The good news is that shopping and soap operas no longer hold any appeal.

Nor does day-drinking.

I’ve used them all up, all the vices, the pointless distractions.

I wake in the mornings with piles of ideas: things to do today.

I yearn for connection, variety, purpose, intimacy.

But I know damn well that these things are for offering, not taking.

In the past, I think I’ve taken them more than I’ve offered.

Then I think of all the bridges I’ve burned, the distance created, however unofficial.

And my heart beats the same old refrain: my-fault, my-fault.

Do you love me? Did you ever? These questions don’t even matter anymore.

This is irrelevant.
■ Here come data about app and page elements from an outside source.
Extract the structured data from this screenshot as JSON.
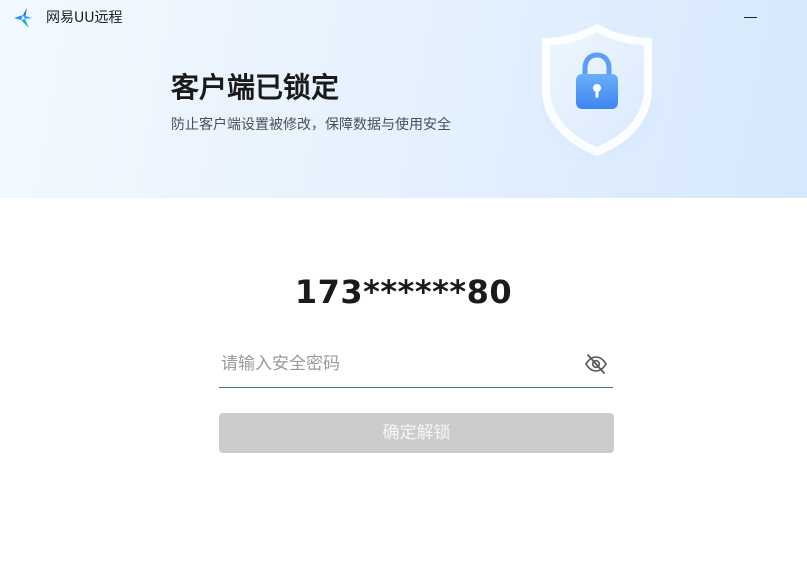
{
  "window": {
    "app_name": "网易UU远程",
    "icons": {
      "logo": "netease-uu-logo-icon",
      "minimize": "minimize-icon",
      "shield": "shield-lock-icon",
      "eye": "eye-off-icon"
    }
  },
  "lock_banner": {
    "title": "客户端已锁定",
    "subtitle": "防止客户端设置被修改，保障数据与使用安全"
  },
  "unlock_form": {
    "account": "173******80",
    "password": {
      "value": "",
      "placeholder": "请输入安全密码"
    },
    "submit_label": "确定解锁",
    "submit_enabled": false
  },
  "colors": {
    "accent_underline": "#2f7d8a",
    "button_disabled": "#cccccc",
    "shield_blue": "#4d94f7",
    "banner_light": "#f3f9ff",
    "banner_blue": "#d6e8fd"
  }
}
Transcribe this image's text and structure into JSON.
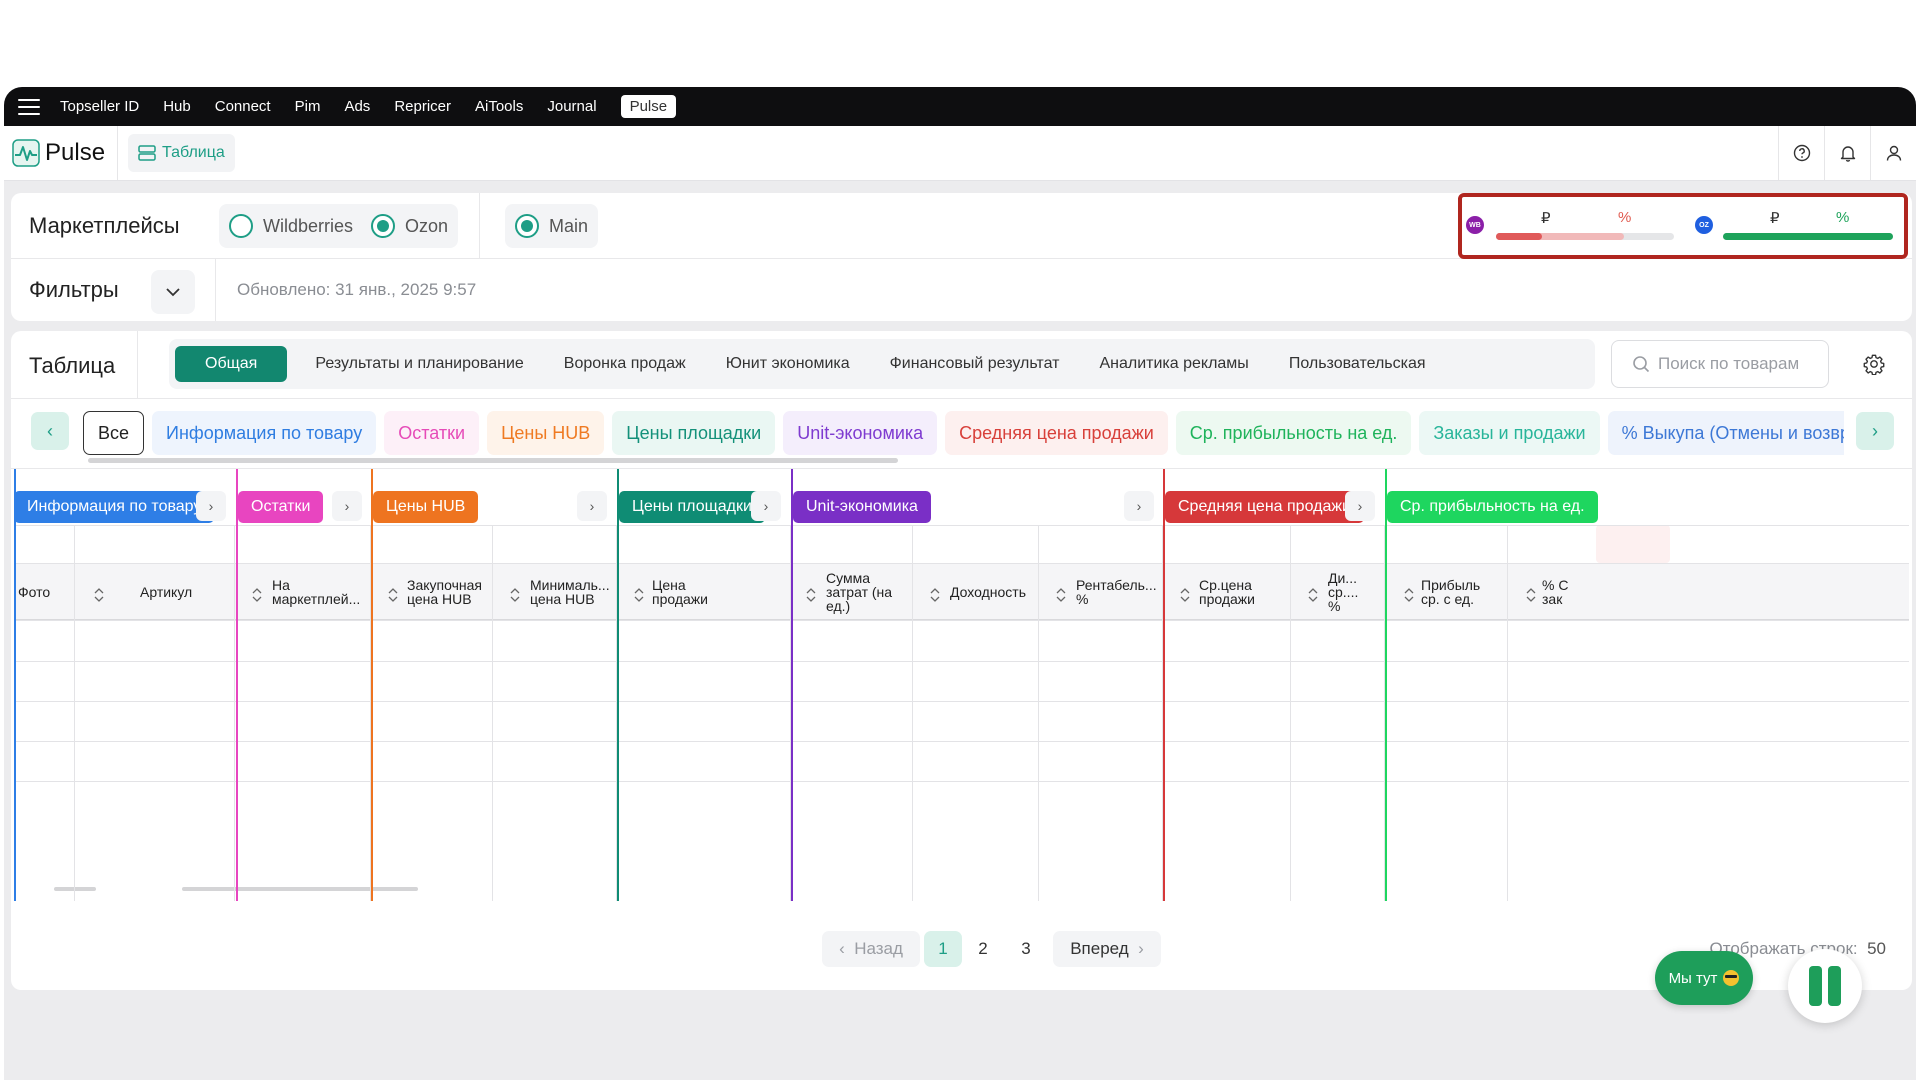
{
  "topnav": {
    "items": [
      "Topseller ID",
      "Hub",
      "Connect",
      "Pim",
      "Ads",
      "Repricer",
      "AiTools",
      "Journal",
      "Pulse"
    ],
    "active": "Pulse"
  },
  "header": {
    "app_name": "Pulse",
    "view_label": "Таблица"
  },
  "marketplaces": {
    "title": "Маркетплейсы",
    "options": [
      {
        "label": "Wildberries",
        "selected": false
      },
      {
        "label": "Ozon",
        "selected": true
      }
    ],
    "account": {
      "label": "Main",
      "selected": true
    }
  },
  "stats": {
    "wb": {
      "badge": "WB",
      "currency": "₽",
      "percent": "%",
      "bar_color": "#e05a5a",
      "bar_fill": 0.26,
      "bar_secondary": 0.72
    },
    "ozon": {
      "badge": "OZ",
      "currency": "₽",
      "percent": "%",
      "bar_color": "#1ea35b",
      "bar_fill": 1.0
    }
  },
  "filters": {
    "title": "Фильтры",
    "updated": "Обновлено: 31 янв., 2025 9:57"
  },
  "table": {
    "title": "Таблица",
    "tabs": [
      "Общая",
      "Результаты и планирование",
      "Воронка продаж",
      "Юнит экономика",
      "Финансовый результат",
      "Аналитика рекламы",
      "Пользовательская"
    ],
    "active_tab": "Общая",
    "search_placeholder": "Поиск по товарам",
    "chips": [
      {
        "label": "Все",
        "color": "#222222",
        "bg": "#ffffff"
      },
      {
        "label": "Информация по товару",
        "color": "#2f7de1",
        "bg": "#eef4fd"
      },
      {
        "label": "Остатки",
        "color": "#e64bb8",
        "bg": "#fdf0f8"
      },
      {
        "label": "Цены HUB",
        "color": "#ef7a22",
        "bg": "#fef3ea"
      },
      {
        "label": "Цены площадки",
        "color": "#14917a",
        "bg": "#eaf7f3"
      },
      {
        "label": "Unit-экономика",
        "color": "#7e3bd0",
        "bg": "#f4eefc"
      },
      {
        "label": "Средняя цена продажи",
        "color": "#d8403a",
        "bg": "#fdf0ef"
      },
      {
        "label": "Ср. прибыльность на ед.",
        "color": "#1fb35b",
        "bg": "#edf9f1"
      },
      {
        "label": "Заказы и продажи",
        "color": "#28b59a",
        "bg": "#ecf8f5"
      },
      {
        "label": "% Выкупа (Отмены и возвраты)",
        "color": "#3d78d6",
        "bg": "#eef3fc"
      }
    ],
    "groups": [
      {
        "label": "Информация по товару",
        "color": "#2e7ee6"
      },
      {
        "label": "Остатки",
        "color": "#e845c0"
      },
      {
        "label": "Цены HUB",
        "color": "#ee7420"
      },
      {
        "label": "Цены площадки",
        "color": "#0f8c74"
      },
      {
        "label": "Unit-экономика",
        "color": "#7a2fc6"
      },
      {
        "label": "Средняя цена продажи",
        "color": "#d6383a"
      },
      {
        "label": "Ср. прибыльность на ед.",
        "color": "#1ed65f"
      }
    ],
    "columns": [
      [
        "Фото"
      ],
      [
        "Артикул"
      ],
      [
        "На",
        "маркетплей..."
      ],
      [
        "Закупочная",
        "цена HUB"
      ],
      [
        "Минималь...",
        "цена HUB"
      ],
      [
        "Цена",
        "продажи"
      ],
      [
        "Сумма",
        "затрат (на",
        "ед.)"
      ],
      [
        "Доходность"
      ],
      [
        "Рентабель...",
        "%"
      ],
      [
        "Ср.цена",
        "продажи"
      ],
      [
        "Ди...",
        "ср....",
        "%"
      ],
      [
        "Прибыль",
        "ср. с ед."
      ],
      [
        "% С",
        "зак"
      ]
    ]
  },
  "pagination": {
    "prev": "Назад",
    "next": "Вперед",
    "pages": [
      "1",
      "2",
      "3"
    ],
    "current": "1",
    "rows_label": "Отображать строк:",
    "rows_value": "50"
  },
  "chat": {
    "label": "Мы тут"
  }
}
I’m the one that left, and without you as some sort of anchor, some conduit to feelings, even unhealthy ones, I float perilously, moment-to-moment, grasping at the chasm of each day, delightfully and horribly undefined.